Your license will be suspended for one year if you are at least 21 years old and refuse or fail to perform a chemical examination. Your license will be revoked for one year if you are under the age of 21 and refuse or fail to complete a chemical examination.
If the California DMV issues you a restricted license, you can only travel to and from work or school with it. Before the California DMV will grant you a restricted license or reinstate your license at the conclusion of your suspension time, you must provide evidence of financial responsibility in the form of a CA SR22 insurance policy. Consider one of our prescreened California Lawyers in your California Attorney Search.

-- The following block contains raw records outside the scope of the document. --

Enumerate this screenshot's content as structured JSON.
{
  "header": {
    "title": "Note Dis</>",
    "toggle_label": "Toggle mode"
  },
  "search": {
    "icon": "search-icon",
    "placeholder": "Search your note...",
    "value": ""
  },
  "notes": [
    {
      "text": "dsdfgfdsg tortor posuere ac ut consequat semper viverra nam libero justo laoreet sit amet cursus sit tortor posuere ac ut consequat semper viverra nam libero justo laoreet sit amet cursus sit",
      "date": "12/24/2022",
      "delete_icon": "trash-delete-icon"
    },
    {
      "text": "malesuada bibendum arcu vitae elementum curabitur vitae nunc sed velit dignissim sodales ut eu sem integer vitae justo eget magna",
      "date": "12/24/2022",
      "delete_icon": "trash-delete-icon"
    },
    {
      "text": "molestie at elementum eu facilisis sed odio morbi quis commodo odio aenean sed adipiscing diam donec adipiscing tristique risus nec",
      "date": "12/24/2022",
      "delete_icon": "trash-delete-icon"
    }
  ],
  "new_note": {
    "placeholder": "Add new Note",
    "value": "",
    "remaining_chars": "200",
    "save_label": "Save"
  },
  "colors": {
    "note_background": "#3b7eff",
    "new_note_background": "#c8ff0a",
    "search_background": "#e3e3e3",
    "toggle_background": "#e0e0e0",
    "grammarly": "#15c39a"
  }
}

DUI Penalties in California for a Second Offense
In California, a second offense DUI charge means you've already been convicted of one DUI over the last ten years. A conviction of a second offense is known as a misdemeanor and carries the following penalties:
Jail time: A second offense conviction will result in a sentence ranging from 10 days to a year in prison. The court can grant you a 3 to a 5-year probationary period and reduce your jail sentence duration depending on the circumstances of your case. You will be on court probation, which means you will not be required to report to a probation officer.
Fines: A second offense conviction would result in fines and assessments ranging from $1,800 to $2,800. For an extra charge, the court would allow you to pay your fines over time. Both fines must be paid within 45 days if you do not want to be charged an extra fee. Depending on the court, you might be able to work off a portion of the fine by doing community service.
A second-time offender may be eligible to enroll in and complete an 18-month state-approved multiple offender program. During the first 12 months of the program, participants must complete 52 hours of group therapy, 12 hours of alcohol and substance education, 6 hours of community reentry screening, and biweekly individual interviews.
After completing 90 days of the probation period, second-time offenders can be eligible for a restricted license. To be eligible for the IID restricted license, they must be enrolled in an alcohol treatment program.
Suspension: If you are 21 years old or over and have taken a chemical examination for a blood alcohol content (BAC) of.08 percent or higher, your license will be revoked for one year. Your license will be revoked for one year if you are under the age of 21 and your BAC reading was.01 percent or higher.
Your license is going to be suspended for two years if you are at least 21 years old and refuse or fail to complete a chemical examination. Your license will be suspended for the same amount of time if you are under the age of 21 and refuse or fail to complete a chemical examination.